Data about app and page elements:
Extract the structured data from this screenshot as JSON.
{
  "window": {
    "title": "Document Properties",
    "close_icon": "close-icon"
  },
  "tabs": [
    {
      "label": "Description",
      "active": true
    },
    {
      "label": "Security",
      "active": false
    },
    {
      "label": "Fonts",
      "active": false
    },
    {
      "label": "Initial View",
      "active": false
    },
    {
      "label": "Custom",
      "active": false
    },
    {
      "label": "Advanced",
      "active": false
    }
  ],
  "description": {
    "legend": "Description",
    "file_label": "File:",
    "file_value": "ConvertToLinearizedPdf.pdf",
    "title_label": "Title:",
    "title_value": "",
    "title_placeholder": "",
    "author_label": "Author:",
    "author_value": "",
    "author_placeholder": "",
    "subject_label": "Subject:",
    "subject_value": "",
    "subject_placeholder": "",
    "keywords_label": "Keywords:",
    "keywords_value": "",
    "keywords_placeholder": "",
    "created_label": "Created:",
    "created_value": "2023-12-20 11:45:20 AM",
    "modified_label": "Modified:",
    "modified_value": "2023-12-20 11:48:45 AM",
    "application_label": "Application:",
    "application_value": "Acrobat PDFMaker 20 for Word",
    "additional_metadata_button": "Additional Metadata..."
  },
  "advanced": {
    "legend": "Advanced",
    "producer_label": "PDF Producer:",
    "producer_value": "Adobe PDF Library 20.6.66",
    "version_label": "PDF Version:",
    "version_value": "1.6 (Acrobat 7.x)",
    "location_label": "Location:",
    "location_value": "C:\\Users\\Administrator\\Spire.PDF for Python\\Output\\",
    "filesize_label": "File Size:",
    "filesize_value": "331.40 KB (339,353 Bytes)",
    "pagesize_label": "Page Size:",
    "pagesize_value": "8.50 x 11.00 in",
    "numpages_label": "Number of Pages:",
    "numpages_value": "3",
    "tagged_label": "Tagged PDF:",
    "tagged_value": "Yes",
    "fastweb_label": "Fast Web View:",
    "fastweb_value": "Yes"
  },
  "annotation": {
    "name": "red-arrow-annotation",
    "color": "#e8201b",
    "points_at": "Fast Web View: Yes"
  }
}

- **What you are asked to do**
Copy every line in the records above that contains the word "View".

- **Output of the exercise**
      "label": "Initial View",
    "fastweb_label": "Fast Web View:",
    "points_at": "Fast Web View: Yes"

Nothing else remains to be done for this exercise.